──────── Data to examine

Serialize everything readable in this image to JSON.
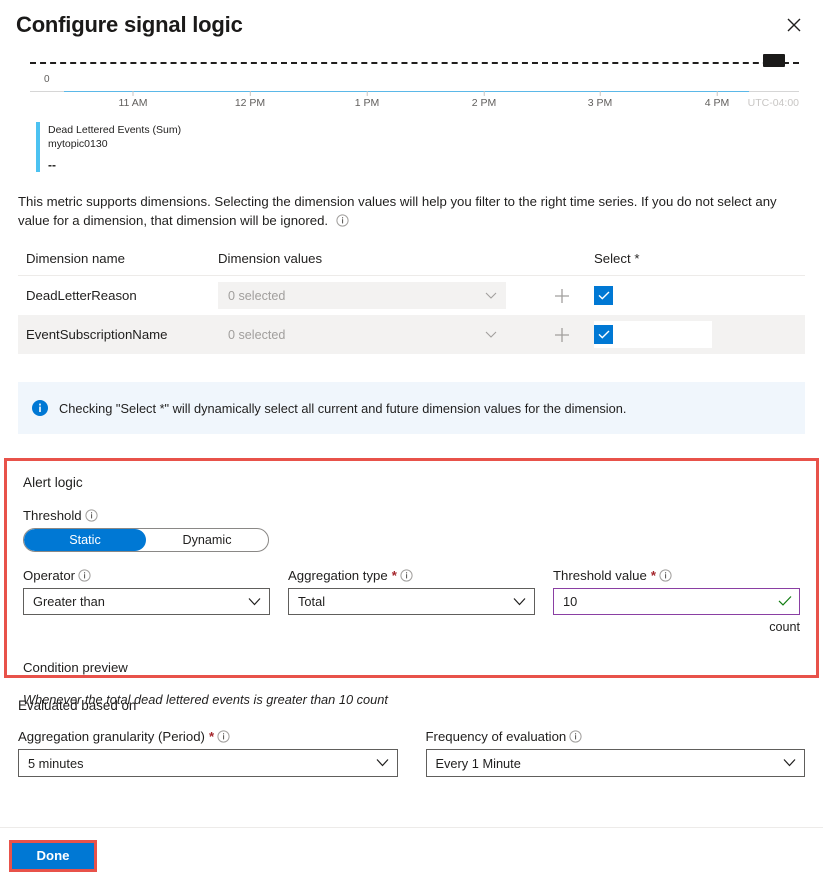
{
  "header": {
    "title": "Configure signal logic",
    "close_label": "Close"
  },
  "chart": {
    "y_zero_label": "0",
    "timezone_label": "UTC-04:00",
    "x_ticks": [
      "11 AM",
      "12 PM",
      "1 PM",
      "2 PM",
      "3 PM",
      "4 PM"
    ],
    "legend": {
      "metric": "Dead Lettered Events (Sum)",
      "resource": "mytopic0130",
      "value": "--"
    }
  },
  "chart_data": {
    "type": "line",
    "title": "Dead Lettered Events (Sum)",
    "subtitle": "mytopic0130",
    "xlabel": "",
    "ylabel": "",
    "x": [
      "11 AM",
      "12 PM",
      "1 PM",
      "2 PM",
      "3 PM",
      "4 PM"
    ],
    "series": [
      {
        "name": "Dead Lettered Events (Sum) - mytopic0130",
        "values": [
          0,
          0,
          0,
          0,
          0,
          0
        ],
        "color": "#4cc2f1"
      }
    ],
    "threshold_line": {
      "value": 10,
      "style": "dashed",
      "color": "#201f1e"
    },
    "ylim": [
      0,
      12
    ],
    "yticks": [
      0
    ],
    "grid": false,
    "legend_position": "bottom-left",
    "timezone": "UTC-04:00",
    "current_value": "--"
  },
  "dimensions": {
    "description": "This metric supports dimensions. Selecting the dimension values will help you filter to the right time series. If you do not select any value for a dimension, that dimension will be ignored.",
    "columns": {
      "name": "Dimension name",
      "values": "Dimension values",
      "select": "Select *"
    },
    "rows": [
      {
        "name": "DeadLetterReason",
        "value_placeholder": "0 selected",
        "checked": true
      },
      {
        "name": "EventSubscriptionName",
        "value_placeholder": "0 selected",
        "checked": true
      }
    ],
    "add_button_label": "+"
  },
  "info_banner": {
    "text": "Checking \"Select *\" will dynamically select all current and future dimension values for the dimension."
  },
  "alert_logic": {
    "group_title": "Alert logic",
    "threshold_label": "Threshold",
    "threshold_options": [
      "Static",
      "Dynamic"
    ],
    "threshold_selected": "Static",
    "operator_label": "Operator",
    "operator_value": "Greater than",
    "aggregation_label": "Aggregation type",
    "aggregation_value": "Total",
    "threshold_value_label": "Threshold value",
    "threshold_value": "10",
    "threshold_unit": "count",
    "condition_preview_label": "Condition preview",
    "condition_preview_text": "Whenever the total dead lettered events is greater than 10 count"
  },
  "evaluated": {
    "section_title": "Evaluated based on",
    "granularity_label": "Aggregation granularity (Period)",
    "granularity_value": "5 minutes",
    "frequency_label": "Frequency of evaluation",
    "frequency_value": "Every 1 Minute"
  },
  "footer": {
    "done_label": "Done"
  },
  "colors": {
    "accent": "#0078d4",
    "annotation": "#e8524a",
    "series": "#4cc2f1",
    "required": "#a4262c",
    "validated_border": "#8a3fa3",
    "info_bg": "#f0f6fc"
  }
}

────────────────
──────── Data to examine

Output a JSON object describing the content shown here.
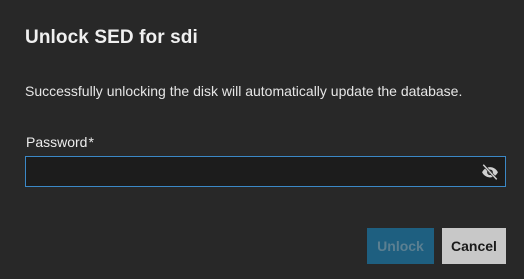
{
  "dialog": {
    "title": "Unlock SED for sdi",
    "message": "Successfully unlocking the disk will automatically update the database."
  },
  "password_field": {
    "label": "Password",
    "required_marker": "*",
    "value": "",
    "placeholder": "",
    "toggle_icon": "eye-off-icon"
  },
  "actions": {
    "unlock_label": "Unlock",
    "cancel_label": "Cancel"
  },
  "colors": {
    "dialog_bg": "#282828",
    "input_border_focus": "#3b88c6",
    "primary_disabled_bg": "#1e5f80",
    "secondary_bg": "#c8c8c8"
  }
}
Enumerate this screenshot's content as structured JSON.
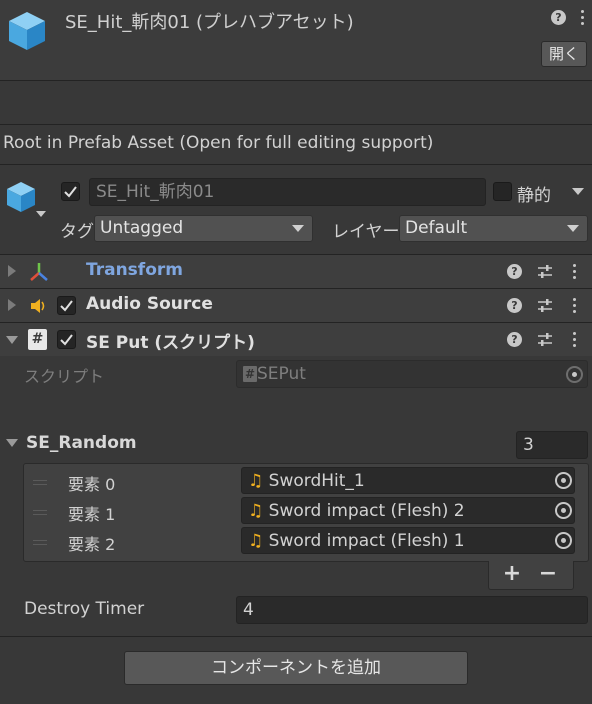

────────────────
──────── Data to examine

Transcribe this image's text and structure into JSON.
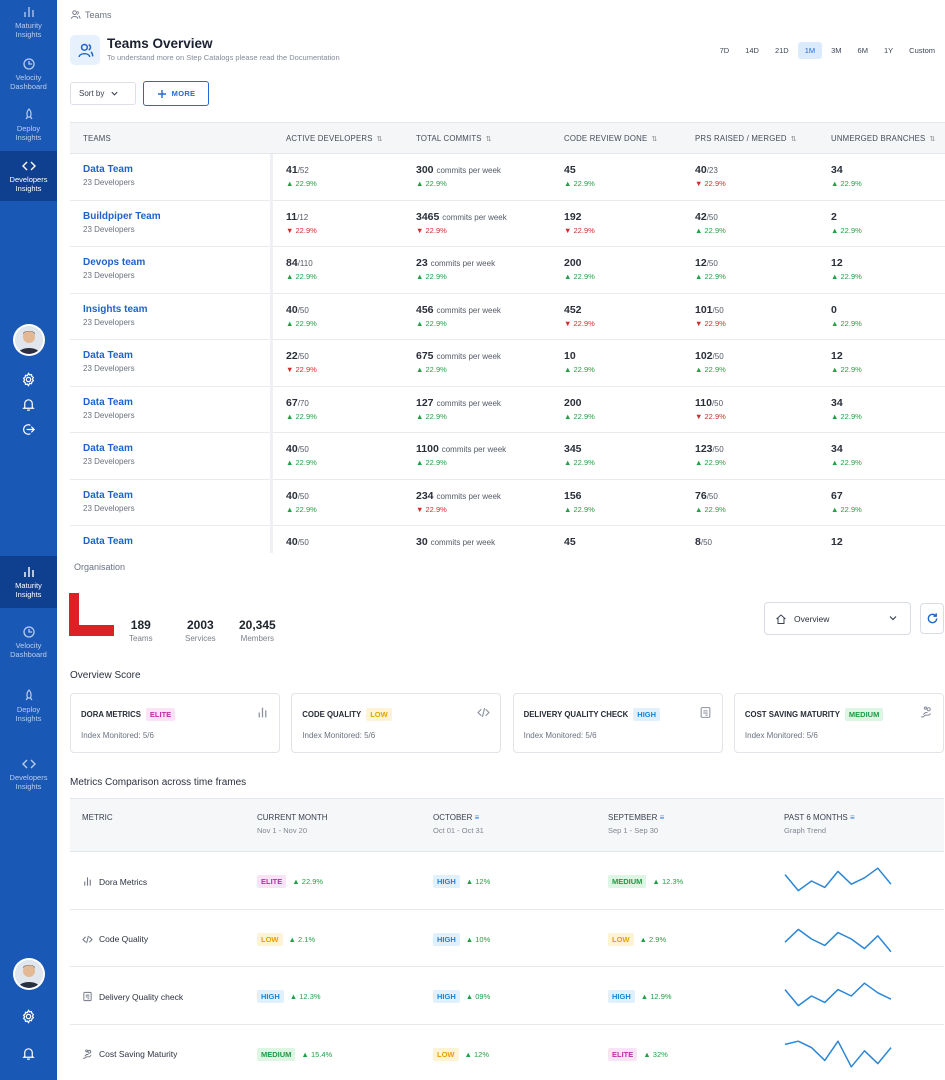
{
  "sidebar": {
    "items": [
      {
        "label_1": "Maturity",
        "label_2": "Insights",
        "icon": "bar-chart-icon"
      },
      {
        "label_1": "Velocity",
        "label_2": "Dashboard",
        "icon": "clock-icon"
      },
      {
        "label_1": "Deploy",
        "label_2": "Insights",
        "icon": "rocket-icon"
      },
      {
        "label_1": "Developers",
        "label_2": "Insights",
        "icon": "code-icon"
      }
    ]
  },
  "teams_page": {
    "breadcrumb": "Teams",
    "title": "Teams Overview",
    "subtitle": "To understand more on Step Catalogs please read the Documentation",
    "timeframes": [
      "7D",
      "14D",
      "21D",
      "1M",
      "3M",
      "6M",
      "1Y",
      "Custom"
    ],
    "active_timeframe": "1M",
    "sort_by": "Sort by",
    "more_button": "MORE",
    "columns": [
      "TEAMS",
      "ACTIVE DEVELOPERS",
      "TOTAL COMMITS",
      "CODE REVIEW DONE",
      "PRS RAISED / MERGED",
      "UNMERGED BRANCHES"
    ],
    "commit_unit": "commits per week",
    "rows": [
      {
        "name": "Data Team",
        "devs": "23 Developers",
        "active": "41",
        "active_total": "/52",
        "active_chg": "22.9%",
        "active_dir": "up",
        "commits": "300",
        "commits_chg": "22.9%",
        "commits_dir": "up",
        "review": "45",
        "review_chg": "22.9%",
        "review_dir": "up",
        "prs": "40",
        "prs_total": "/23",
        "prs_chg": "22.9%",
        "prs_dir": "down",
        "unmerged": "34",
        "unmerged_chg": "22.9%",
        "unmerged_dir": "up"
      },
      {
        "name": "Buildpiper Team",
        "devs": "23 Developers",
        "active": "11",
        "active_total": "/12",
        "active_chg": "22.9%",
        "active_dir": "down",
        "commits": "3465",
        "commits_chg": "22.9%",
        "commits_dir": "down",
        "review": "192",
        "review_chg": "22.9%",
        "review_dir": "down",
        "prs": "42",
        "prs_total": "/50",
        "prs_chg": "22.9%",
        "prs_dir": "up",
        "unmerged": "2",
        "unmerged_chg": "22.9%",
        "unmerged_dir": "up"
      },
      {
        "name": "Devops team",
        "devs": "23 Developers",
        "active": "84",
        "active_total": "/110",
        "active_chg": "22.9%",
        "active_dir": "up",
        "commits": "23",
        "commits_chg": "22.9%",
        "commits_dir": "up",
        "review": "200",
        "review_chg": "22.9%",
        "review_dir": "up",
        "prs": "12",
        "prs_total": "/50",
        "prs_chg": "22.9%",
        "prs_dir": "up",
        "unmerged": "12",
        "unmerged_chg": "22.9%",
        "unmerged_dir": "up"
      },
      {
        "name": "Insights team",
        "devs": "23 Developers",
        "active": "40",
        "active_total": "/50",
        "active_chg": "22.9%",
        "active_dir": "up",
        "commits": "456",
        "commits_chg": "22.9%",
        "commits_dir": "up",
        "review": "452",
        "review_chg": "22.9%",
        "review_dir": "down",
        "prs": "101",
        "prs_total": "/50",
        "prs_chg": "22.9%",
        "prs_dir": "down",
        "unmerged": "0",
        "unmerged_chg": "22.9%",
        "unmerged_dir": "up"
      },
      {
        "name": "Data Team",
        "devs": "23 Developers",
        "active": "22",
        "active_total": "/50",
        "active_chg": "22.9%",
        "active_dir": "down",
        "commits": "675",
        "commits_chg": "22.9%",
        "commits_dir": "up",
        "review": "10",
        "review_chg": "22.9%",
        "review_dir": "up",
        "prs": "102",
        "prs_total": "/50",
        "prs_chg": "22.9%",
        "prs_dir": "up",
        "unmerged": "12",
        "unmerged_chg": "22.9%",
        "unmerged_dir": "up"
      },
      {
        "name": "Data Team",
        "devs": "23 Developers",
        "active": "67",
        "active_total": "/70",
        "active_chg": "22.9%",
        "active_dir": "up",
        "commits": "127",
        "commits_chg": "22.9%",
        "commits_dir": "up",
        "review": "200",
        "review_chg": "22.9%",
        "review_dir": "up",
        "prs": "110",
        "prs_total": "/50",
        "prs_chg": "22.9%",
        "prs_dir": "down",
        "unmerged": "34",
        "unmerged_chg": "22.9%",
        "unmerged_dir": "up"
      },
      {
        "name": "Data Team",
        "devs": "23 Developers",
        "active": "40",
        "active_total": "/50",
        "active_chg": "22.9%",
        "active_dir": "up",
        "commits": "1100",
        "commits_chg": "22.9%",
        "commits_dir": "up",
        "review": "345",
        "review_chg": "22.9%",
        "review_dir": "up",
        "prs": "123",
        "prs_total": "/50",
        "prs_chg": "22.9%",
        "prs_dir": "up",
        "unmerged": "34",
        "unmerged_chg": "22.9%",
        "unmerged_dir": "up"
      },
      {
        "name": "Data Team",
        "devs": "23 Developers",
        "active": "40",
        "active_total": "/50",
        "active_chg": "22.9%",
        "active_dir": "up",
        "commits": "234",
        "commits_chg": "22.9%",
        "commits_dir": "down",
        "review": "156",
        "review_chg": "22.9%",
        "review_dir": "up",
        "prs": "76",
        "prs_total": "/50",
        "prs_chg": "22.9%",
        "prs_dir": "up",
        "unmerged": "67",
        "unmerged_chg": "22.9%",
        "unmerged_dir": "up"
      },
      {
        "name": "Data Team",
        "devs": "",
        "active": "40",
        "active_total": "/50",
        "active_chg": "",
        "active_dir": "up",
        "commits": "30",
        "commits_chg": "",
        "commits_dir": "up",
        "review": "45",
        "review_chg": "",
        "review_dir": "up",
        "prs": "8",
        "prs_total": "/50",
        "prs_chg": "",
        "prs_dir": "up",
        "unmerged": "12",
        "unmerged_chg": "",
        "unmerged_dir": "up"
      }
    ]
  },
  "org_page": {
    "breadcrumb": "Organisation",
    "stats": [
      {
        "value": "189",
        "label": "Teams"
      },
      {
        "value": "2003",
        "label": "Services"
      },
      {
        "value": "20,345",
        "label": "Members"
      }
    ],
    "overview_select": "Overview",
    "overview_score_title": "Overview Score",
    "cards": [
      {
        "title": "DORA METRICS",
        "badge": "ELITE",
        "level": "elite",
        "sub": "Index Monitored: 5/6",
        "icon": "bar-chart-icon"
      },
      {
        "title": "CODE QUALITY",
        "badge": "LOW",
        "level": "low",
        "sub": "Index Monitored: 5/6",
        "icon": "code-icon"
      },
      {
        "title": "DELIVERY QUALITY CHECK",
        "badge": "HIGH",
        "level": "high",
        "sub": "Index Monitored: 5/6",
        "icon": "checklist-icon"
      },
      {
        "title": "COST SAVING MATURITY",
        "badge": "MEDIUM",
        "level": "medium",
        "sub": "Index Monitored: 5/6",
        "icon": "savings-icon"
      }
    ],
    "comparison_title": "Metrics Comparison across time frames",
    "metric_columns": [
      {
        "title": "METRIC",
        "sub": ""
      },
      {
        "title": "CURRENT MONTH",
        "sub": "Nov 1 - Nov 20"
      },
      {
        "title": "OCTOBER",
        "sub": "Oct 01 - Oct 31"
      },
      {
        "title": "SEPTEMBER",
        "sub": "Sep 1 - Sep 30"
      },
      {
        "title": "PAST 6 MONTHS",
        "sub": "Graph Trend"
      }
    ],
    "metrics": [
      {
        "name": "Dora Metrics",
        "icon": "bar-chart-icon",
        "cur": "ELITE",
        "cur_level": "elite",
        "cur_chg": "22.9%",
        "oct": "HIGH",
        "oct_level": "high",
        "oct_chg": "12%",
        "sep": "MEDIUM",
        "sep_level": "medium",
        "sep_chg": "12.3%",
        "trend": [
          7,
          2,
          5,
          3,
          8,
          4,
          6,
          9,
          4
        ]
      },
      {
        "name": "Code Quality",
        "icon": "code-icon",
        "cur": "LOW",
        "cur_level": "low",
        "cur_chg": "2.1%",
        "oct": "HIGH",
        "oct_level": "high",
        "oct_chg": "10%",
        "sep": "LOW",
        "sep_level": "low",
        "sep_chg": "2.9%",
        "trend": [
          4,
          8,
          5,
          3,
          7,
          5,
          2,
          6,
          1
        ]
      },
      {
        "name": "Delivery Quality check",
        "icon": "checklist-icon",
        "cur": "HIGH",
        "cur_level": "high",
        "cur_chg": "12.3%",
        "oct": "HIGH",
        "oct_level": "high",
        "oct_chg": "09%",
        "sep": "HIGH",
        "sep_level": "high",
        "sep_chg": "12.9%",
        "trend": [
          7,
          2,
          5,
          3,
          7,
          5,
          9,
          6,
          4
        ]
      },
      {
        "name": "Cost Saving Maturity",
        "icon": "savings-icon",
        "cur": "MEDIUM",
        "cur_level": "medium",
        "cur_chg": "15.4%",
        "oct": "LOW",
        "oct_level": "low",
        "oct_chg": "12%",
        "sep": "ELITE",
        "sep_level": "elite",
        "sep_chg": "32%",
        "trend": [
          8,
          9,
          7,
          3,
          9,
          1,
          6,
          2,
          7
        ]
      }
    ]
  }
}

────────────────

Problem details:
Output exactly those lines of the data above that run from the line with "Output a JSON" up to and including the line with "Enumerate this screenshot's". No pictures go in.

Problem solution:
Output a JSON object describing the content shown here.
{
  "dialog": {
    "title": "Unlock SED for sdi",
    "message": "Successfully unlocking the disk will automatically update the database."
  },
  "password_field": {
    "label": "Password",
    "required_marker": "*",
    "value": "",
    "placeholder": "",
    "toggle_icon": "eye-off-icon"
  },
  "actions": {
    "unlock_label": "Unlock",
    "cancel_label": "Cancel"
  },
  "colors": {
    "dialog_bg": "#282828",
    "input_border_focus": "#3b88c6",
    "primary_disabled_bg": "#1e5f80",
    "secondary_bg": "#c8c8c8"
  }
}
Enumerate this screenshot's content as structured JSON.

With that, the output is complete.